Dataset rows describing interfaces:
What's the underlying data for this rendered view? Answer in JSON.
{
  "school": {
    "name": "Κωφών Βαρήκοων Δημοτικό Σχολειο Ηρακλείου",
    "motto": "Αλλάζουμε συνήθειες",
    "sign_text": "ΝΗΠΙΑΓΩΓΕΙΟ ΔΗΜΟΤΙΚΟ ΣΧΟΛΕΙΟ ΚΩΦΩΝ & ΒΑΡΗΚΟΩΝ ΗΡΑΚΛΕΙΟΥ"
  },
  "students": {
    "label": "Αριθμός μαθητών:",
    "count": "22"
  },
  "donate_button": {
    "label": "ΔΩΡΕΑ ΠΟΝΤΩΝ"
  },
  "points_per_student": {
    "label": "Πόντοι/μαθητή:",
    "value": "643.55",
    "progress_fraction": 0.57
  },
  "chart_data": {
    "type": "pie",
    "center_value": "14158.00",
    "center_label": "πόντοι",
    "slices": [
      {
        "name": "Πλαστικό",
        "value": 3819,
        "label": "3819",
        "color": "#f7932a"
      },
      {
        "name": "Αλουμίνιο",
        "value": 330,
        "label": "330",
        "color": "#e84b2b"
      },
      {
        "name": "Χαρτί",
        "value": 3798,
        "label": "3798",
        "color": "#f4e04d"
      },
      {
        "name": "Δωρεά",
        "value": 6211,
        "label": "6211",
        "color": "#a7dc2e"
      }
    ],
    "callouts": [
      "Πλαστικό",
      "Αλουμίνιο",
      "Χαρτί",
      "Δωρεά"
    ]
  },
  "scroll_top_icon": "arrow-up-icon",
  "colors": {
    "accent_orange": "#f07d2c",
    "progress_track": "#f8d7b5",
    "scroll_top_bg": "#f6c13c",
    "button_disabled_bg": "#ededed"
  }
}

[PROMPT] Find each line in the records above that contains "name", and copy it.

[EXPECTED ANSWER]
    "name": "Κωφών Βαρήκοων Δημοτικό Σχολειο Ηρακλείου",
        "name": "Πλαστικό",
        "name": "Αλουμίνιο",
        "name": "Χαρτί",
        "name": "Δωρεά",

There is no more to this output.